Report all lines of the records that contain "heading".

# # # # # # #

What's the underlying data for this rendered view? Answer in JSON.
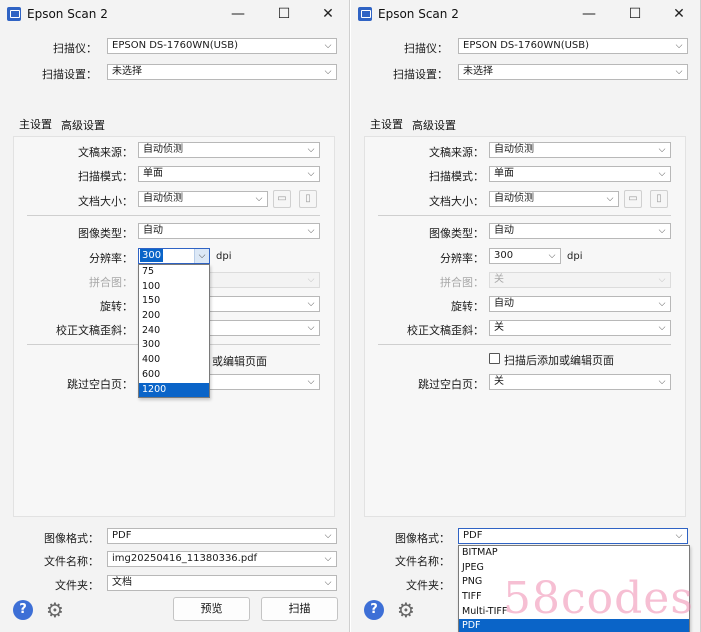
{
  "left": {
    "title": "Epson Scan 2",
    "window_controls": {
      "min": "—",
      "max": "☐",
      "close": "✕"
    },
    "scanner_label": "扫描仪：",
    "scanner_value": "EPSON DS-1760WN(USB)",
    "scan_settings_label": "扫描设置：",
    "scan_settings_value": "未选择",
    "tab_main": "主设置",
    "tab_advanced": "高级设置",
    "source_label": "文稿来源：",
    "source_value": "自动侦测",
    "mode_label": "扫描模式：",
    "mode_value": "单面",
    "doc_size_label": "文档大小：",
    "doc_size_value": "自动侦测",
    "image_type_label": "图像类型：",
    "image_type_value": "自动",
    "resolution_label": "分辨率：",
    "resolution_value": "300",
    "dpi_unit": "dpi",
    "stitch_label": "拼合图：",
    "rotate_label": "旋转：",
    "deskew_label": "校正文稿歪斜：",
    "add_edit_partial": "或编辑页面",
    "skip_blank_label": "跳过空白页：",
    "resolution_options": [
      "75",
      "100",
      "150",
      "200",
      "240",
      "300",
      "400",
      "600",
      "1200"
    ],
    "resolution_highlight": "1200",
    "image_format_label": "图像格式：",
    "image_format_value": "PDF",
    "filename_label": "文件名称：",
    "filename_value": "img20250416_11380336.pdf",
    "folder_label": "文件夹：",
    "folder_value": "文档",
    "preview_button": "预览",
    "scan_button": "扫描",
    "help_glyph": "?",
    "gear_glyph": "⚙"
  },
  "right": {
    "title": "Epson Scan 2",
    "window_controls": {
      "min": "—",
      "max": "☐",
      "close": "✕"
    },
    "scanner_label": "扫描仪：",
    "scanner_value": "EPSON DS-1760WN(USB)",
    "scan_settings_label": "扫描设置：",
    "scan_settings_value": "未选择",
    "tab_main": "主设置",
    "tab_advanced": "高级设置",
    "source_label": "文稿来源：",
    "source_value": "自动侦测",
    "mode_label": "扫描模式：",
    "mode_value": "单面",
    "doc_size_label": "文档大小：",
    "doc_size_value": "自动侦测",
    "image_type_label": "图像类型：",
    "image_type_value": "自动",
    "resolution_label": "分辨率：",
    "resolution_value": "300",
    "dpi_unit": "dpi",
    "stitch_label": "拼合图：",
    "stitch_value": "关",
    "rotate_label": "旋转：",
    "rotate_value": "自动",
    "deskew_label": "校正文稿歪斜：",
    "deskew_value": "关",
    "add_edit_label": "扫描后添加或编辑页面",
    "skip_blank_label": "跳过空白页：",
    "skip_blank_value": "关",
    "image_format_label": "图像格式：",
    "image_format_value": "PDF",
    "format_options": [
      "BITMAP",
      "JPEG",
      "PNG",
      "TIFF",
      "Multi-TIFF",
      "PDF"
    ],
    "filename_label": "文件名称：",
    "folder_label": "文件夹：",
    "help_glyph": "?",
    "gear_glyph": "⚙"
  },
  "watermark": "58codes"
}
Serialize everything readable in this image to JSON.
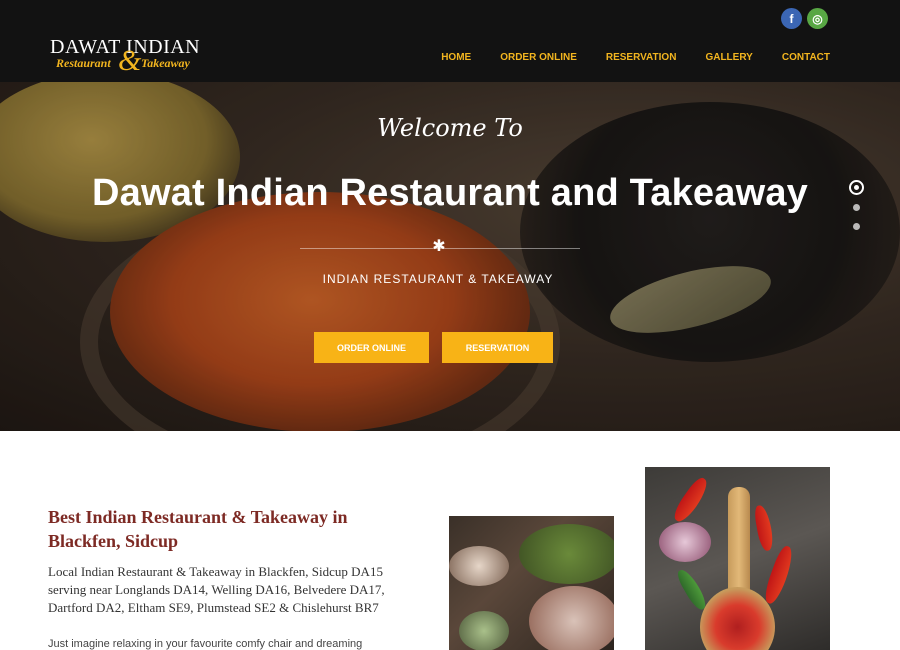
{
  "header": {
    "logo": {
      "name": "DAWAT INDIAN",
      "sub_left": "Restaurant",
      "ampersand": "&",
      "sub_right": "Takeaway"
    },
    "social": [
      {
        "name": "facebook",
        "glyph": "f",
        "color": "#3b66b4"
      },
      {
        "name": "tripadvisor",
        "glyph": "◎",
        "color": "#58a744"
      }
    ],
    "nav": [
      "HOME",
      "ORDER ONLINE",
      "RESERVATION",
      "GALLERY",
      "CONTACT"
    ],
    "accent": "#f2b51f"
  },
  "hero": {
    "script_line": "Welcome To",
    "title": "Dawat Indian Restaurant and Takeaway",
    "divider_icon": "flower-icon",
    "subtitle": "INDIAN RESTAURANT & TAKEAWAY",
    "buttons": [
      "ORDER ONLINE",
      "RESERVATION"
    ],
    "button_color": "#f8b316",
    "slides": 3,
    "active_slide": 1
  },
  "content": {
    "title": "Best Indian Restaurant & Takeaway in Blackfen, Sidcup",
    "intro": "Local Indian Restaurant & Takeaway in Blackfen, Sidcup DA15 serving near Longlands DA14, Welling DA16, Belvedere DA17, Dartford DA2, Eltham SE9, Plumstead SE2 & Chislehurst BR7",
    "body": "Just imagine relaxing in your favourite comfy chair and dreaming about",
    "title_color": "#7d2a24"
  }
}
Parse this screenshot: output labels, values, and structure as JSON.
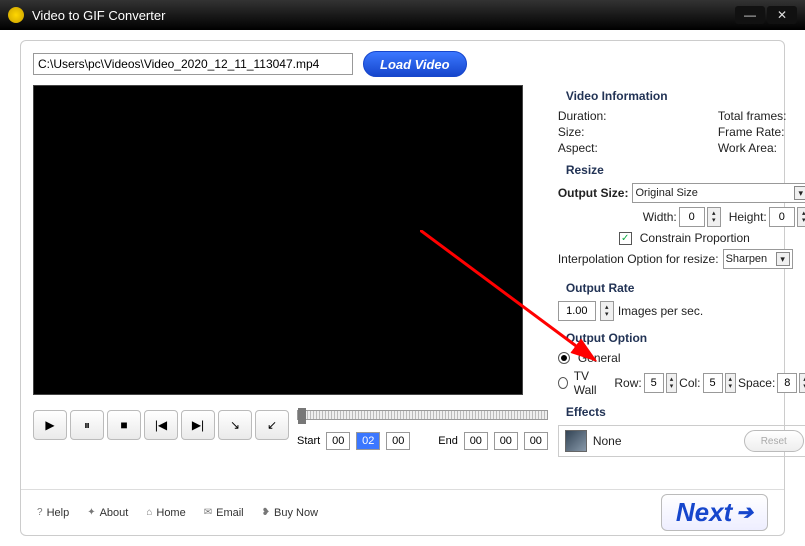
{
  "titlebar": {
    "title": "Video to GIF Converter"
  },
  "path": "C:\\Users\\pc\\Videos\\Video_2020_12_11_113047.mp4",
  "load_label": "Load Video",
  "info": {
    "heading": "Video Information",
    "duration_label": "Duration:",
    "duration": "",
    "totalframes_label": "Total frames:",
    "totalframes": "",
    "size_label": "Size:",
    "size": "",
    "framerate_label": "Frame Rate:",
    "framerate": "",
    "aspect_label": "Aspect:",
    "aspect": "",
    "workarea_label": "Work Area:",
    "workarea": ""
  },
  "resize": {
    "heading": "Resize",
    "output_size_label": "Output Size:",
    "output_size": "Original Size",
    "width_label": "Width:",
    "width": "0",
    "height_label": "Height:",
    "height": "0",
    "constrain": "Constrain Proportion",
    "interp_label": "Interpolation Option for resize:",
    "interp": "Sharpen"
  },
  "rate": {
    "heading": "Output Rate",
    "value": "1.00",
    "suffix": "Images per sec."
  },
  "option": {
    "heading": "Output Option",
    "general": "General",
    "tvwall": "TV Wall",
    "row_label": "Row:",
    "row": "5",
    "col_label": "Col:",
    "col": "5",
    "space_label": "Space:",
    "space": "8"
  },
  "effects": {
    "heading": "Effects",
    "value": "None",
    "reset": "Reset"
  },
  "time": {
    "start_label": "Start",
    "end_label": "End",
    "s1": "00",
    "s2": "02",
    "s3": "00",
    "e1": "00",
    "e2": "00",
    "e3": "00"
  },
  "footer": {
    "help": "Help",
    "about": "About",
    "home": "Home",
    "email": "Email",
    "buy": "Buy Now",
    "next": "Next"
  }
}
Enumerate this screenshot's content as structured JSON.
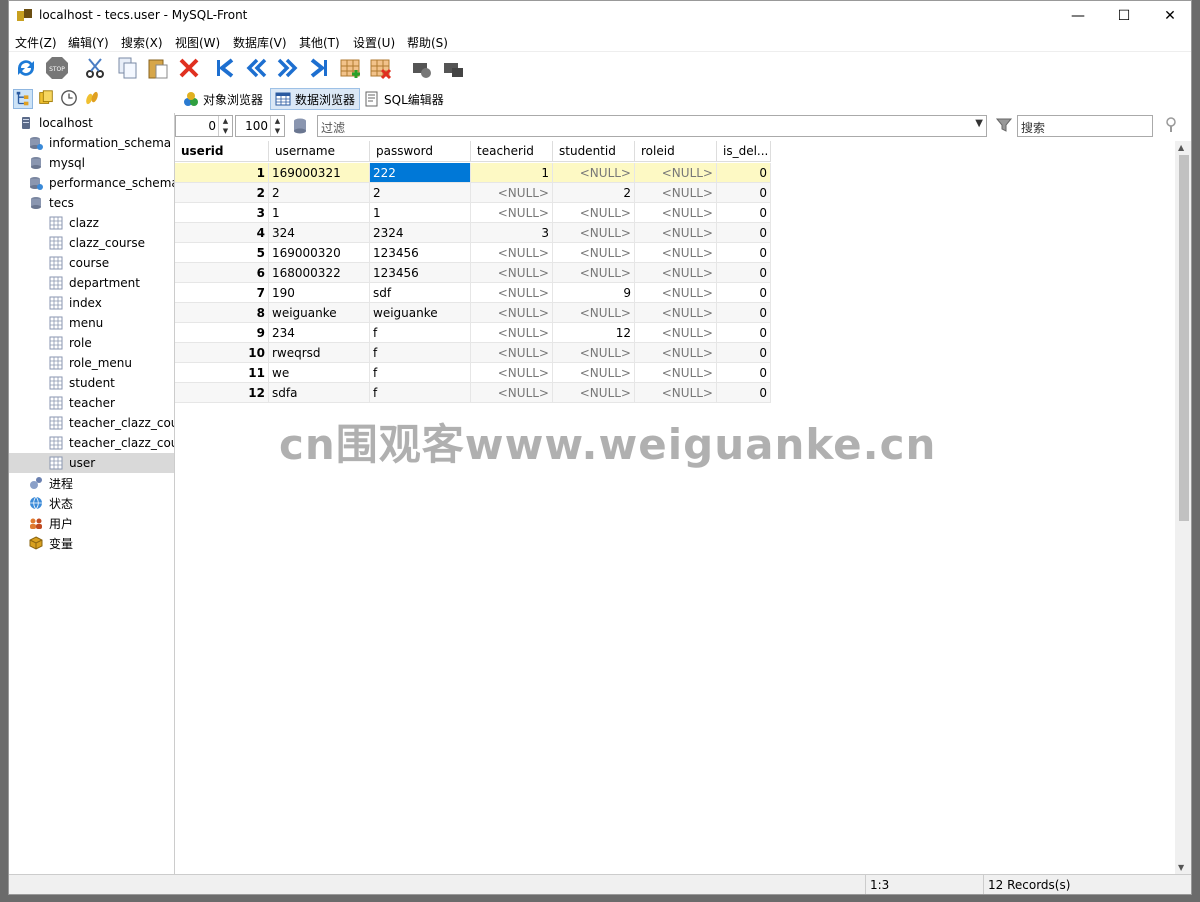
{
  "window": {
    "title": "localhost - tecs.user - MySQL-Front",
    "minimize": "—",
    "maximize": "☐",
    "close": "✕"
  },
  "menu": [
    "文件(Z)",
    "编辑(Y)",
    "搜索(X)",
    "视图(W)",
    "数据库(V)",
    "其他(T)",
    "设置(U)",
    "帮助(S)"
  ],
  "tabs": {
    "objects": "对象浏览器",
    "data": "数据浏览器",
    "sql": "SQL编辑器"
  },
  "tree": [
    {
      "label": "localhost",
      "level": 0,
      "icon": "server-icon"
    },
    {
      "label": "information_schema",
      "level": 1,
      "icon": "database-system-icon"
    },
    {
      "label": "mysql",
      "level": 1,
      "icon": "database-icon"
    },
    {
      "label": "performance_schema",
      "level": 1,
      "icon": "database-system-icon"
    },
    {
      "label": "tecs",
      "level": 1,
      "icon": "database-icon"
    },
    {
      "label": "clazz",
      "level": 2,
      "icon": "table-icon"
    },
    {
      "label": "clazz_course",
      "level": 2,
      "icon": "table-icon"
    },
    {
      "label": "course",
      "level": 2,
      "icon": "table-icon"
    },
    {
      "label": "department",
      "level": 2,
      "icon": "table-icon"
    },
    {
      "label": "index",
      "level": 2,
      "icon": "table-icon"
    },
    {
      "label": "menu",
      "level": 2,
      "icon": "table-icon"
    },
    {
      "label": "role",
      "level": 2,
      "icon": "table-icon"
    },
    {
      "label": "role_menu",
      "level": 2,
      "icon": "table-icon"
    },
    {
      "label": "student",
      "level": 2,
      "icon": "table-icon"
    },
    {
      "label": "teacher",
      "level": 2,
      "icon": "table-icon"
    },
    {
      "label": "teacher_clazz_cours",
      "level": 2,
      "icon": "table-icon"
    },
    {
      "label": "teacher_clazz_cours",
      "level": 2,
      "icon": "table-icon"
    },
    {
      "label": "user",
      "level": 2,
      "icon": "table-icon",
      "selected": true
    },
    {
      "label": "进程",
      "level": 1,
      "icon": "process-icon"
    },
    {
      "label": "状态",
      "level": 1,
      "icon": "globe-icon"
    },
    {
      "label": "用户",
      "level": 1,
      "icon": "users-icon"
    },
    {
      "label": "变量",
      "level": 1,
      "icon": "variables-icon"
    }
  ],
  "filter": {
    "offset": "0",
    "limit": "100",
    "filter_placeholder": "过滤",
    "search_placeholder": "搜索"
  },
  "table": {
    "columns": [
      "userid",
      "username",
      "password",
      "teacherid",
      "studentid",
      "roleid",
      "is_del..."
    ],
    "rows": [
      [
        "1",
        "169000321",
        "222",
        "1",
        "<NULL>",
        "<NULL>",
        "0"
      ],
      [
        "2",
        "2",
        "2",
        "<NULL>",
        "2",
        "<NULL>",
        "0"
      ],
      [
        "3",
        "1",
        "1",
        "<NULL>",
        "<NULL>",
        "<NULL>",
        "0"
      ],
      [
        "4",
        "324",
        "2324",
        "3",
        "<NULL>",
        "<NULL>",
        "0"
      ],
      [
        "5",
        "169000320",
        "123456",
        "<NULL>",
        "<NULL>",
        "<NULL>",
        "0"
      ],
      [
        "6",
        "168000322",
        "123456",
        "<NULL>",
        "<NULL>",
        "<NULL>",
        "0"
      ],
      [
        "7",
        "190",
        "sdf",
        "<NULL>",
        "9",
        "<NULL>",
        "0"
      ],
      [
        "8",
        "weiguanke",
        "weiguanke",
        "<NULL>",
        "<NULL>",
        "<NULL>",
        "0"
      ],
      [
        "9",
        "234",
        "f",
        "<NULL>",
        "12",
        "<NULL>",
        "0"
      ],
      [
        "10",
        "rweqrsd",
        "f",
        "<NULL>",
        "<NULL>",
        "<NULL>",
        "0"
      ],
      [
        "11",
        "we",
        "f",
        "<NULL>",
        "<NULL>",
        "<NULL>",
        "0"
      ],
      [
        "12",
        "sdfa",
        "f",
        "<NULL>",
        "<NULL>",
        "<NULL>",
        "0"
      ]
    ]
  },
  "status": {
    "position": "1:3",
    "records": "12 Records(s)"
  },
  "watermark": "cn围观客www.weiguanke.cn",
  "colors": {
    "selected_row": "#fdf9c4",
    "selected_cell": "#0078d7",
    "null_text": "#777777",
    "tree_selected": "#d9d9d9"
  }
}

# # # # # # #

Problem solution
    "heading": "Video Information",
    "heading": "Resize",
    "heading": "Output Rate",
    "heading": "Output Option",
    "heading": "Effects",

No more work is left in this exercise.